──────── SUPPLIED RECORDS ────────

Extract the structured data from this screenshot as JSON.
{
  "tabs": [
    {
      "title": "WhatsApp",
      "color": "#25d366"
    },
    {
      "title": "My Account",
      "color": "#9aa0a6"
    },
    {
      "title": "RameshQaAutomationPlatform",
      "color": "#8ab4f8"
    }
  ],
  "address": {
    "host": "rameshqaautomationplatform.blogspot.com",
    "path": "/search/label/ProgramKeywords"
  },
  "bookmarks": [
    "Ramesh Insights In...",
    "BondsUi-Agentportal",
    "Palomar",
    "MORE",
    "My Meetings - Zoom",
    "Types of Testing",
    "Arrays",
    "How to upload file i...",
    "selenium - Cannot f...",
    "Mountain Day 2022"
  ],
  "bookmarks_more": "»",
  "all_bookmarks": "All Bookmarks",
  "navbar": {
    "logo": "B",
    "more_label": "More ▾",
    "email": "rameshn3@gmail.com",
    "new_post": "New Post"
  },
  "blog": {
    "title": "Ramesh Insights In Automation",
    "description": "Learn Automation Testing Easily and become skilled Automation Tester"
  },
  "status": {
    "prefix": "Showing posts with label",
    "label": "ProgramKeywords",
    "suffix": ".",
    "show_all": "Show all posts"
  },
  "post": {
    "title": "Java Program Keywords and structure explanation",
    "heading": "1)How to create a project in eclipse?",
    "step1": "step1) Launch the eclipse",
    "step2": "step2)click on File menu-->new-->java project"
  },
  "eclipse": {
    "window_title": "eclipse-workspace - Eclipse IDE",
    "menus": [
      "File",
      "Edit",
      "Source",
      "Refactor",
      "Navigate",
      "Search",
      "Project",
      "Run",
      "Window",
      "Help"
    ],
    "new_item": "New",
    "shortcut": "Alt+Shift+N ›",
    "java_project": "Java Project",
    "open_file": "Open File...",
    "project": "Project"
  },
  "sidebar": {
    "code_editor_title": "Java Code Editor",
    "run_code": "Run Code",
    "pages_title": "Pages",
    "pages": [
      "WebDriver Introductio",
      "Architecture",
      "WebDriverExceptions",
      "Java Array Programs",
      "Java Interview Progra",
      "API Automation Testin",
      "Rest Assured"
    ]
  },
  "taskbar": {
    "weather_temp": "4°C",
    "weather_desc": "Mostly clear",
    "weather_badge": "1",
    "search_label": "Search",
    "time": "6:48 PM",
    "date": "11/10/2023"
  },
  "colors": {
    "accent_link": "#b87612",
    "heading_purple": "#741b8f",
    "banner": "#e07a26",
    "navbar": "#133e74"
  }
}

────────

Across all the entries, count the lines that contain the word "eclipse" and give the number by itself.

> SOLUTION TO THIS EXERCISE:
4